Your answer should hold each line of the material that contains the word "lblCapcha".

| Provided records |
━━━━━━

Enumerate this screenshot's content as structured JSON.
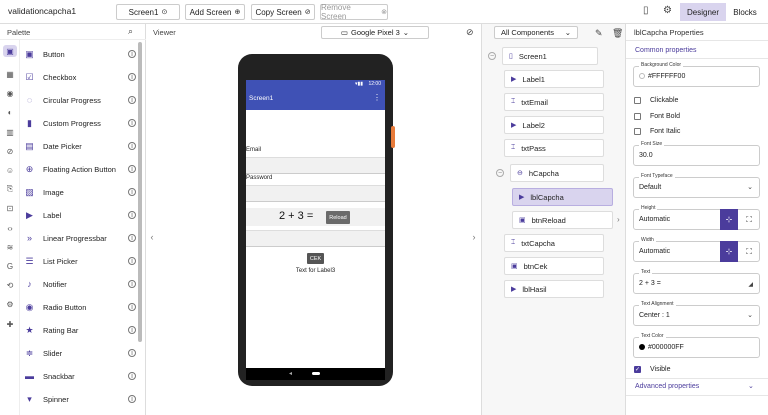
{
  "topbar": {
    "project_name": "validationcapcha1",
    "screen_button": "Screen1",
    "add_screen": "Add Screen",
    "copy_screen": "Copy Screen",
    "remove_screen": "Remove Screen",
    "designer": "Designer",
    "blocks": "Blocks"
  },
  "palette": {
    "title": "Palette",
    "components": [
      {
        "label": "Button",
        "icon": "button-icon"
      },
      {
        "label": "Checkbox",
        "icon": "checkbox-icon"
      },
      {
        "label": "Circular Progress",
        "icon": "circular-progress-icon"
      },
      {
        "label": "Custom Progress",
        "icon": "custom-progress-icon"
      },
      {
        "label": "Date Picker",
        "icon": "date-picker-icon"
      },
      {
        "label": "Floating Action Button",
        "icon": "fab-icon"
      },
      {
        "label": "Image",
        "icon": "image-icon"
      },
      {
        "label": "Label",
        "icon": "label-icon"
      },
      {
        "label": "Linear Progressbar",
        "icon": "linear-progress-icon"
      },
      {
        "label": "List Picker",
        "icon": "list-picker-icon"
      },
      {
        "label": "Notifier",
        "icon": "notifier-icon"
      },
      {
        "label": "Radio Button",
        "icon": "radio-button-icon"
      },
      {
        "label": "Rating Bar",
        "icon": "rating-bar-icon"
      },
      {
        "label": "Slider",
        "icon": "slider-icon"
      },
      {
        "label": "Snackbar",
        "icon": "snackbar-icon"
      },
      {
        "label": "Spinner",
        "icon": "spinner-icon"
      }
    ]
  },
  "viewer": {
    "title": "Viewer",
    "device": "Google Pixel 3",
    "status_time": "12:00",
    "screen_title": "Screen1",
    "email_label": "Email",
    "password_label": "Password",
    "captcha_text": "2 + 3 =",
    "reload_button": "Reload",
    "cek_button": "CEK",
    "label3_text": "Text for Label3"
  },
  "tree": {
    "selector": "All Components",
    "nodes": [
      {
        "label": "Screen1",
        "icon": "phone-icon"
      },
      {
        "label": "Label1",
        "icon": "label-icon"
      },
      {
        "label": "txtEmail",
        "icon": "textbox-icon"
      },
      {
        "label": "Label2",
        "icon": "label-icon"
      },
      {
        "label": "txtPass",
        "icon": "textbox-icon"
      },
      {
        "label": "hCapcha",
        "icon": "arrangement-icon"
      },
      {
        "label": "lblCapcha",
        "icon": "label-icon"
      },
      {
        "label": "btnReload",
        "icon": "button-icon"
      },
      {
        "label": "txtCapcha",
        "icon": "textbox-icon"
      },
      {
        "label": "btnCek",
        "icon": "button-icon"
      },
      {
        "label": "lblHasil",
        "icon": "label-icon"
      }
    ]
  },
  "props": {
    "title": "lblCapcha Properties",
    "common_header": "Common properties",
    "background_color_label": "Background Color",
    "background_color_value": "#FFFFFF00",
    "clickable": "Clickable",
    "font_bold": "Font Bold",
    "font_italic": "Font Italic",
    "font_size_label": "Font Size",
    "font_size_value": "30.0",
    "font_typeface_label": "Font Typeface",
    "font_typeface_value": "Default",
    "height_label": "Height",
    "height_value": "Automatic",
    "width_label": "Width",
    "width_value": "Automatic",
    "text_label": "Text",
    "text_value": "2 + 3 =",
    "text_alignment_label": "Text Alignment",
    "text_alignment_value": "Center : 1",
    "text_color_label": "Text Color",
    "text_color_value": "#000000FF",
    "visible": "Visible",
    "advanced_header": "Advanced properties"
  },
  "colors": {
    "accent": "#4b3c9c",
    "appbar": "#3f51b5",
    "selected": "#d9d4ee"
  }
}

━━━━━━

| Output of the task |
        "label": "lblCapcha",
    "title": "lblCapcha Properties",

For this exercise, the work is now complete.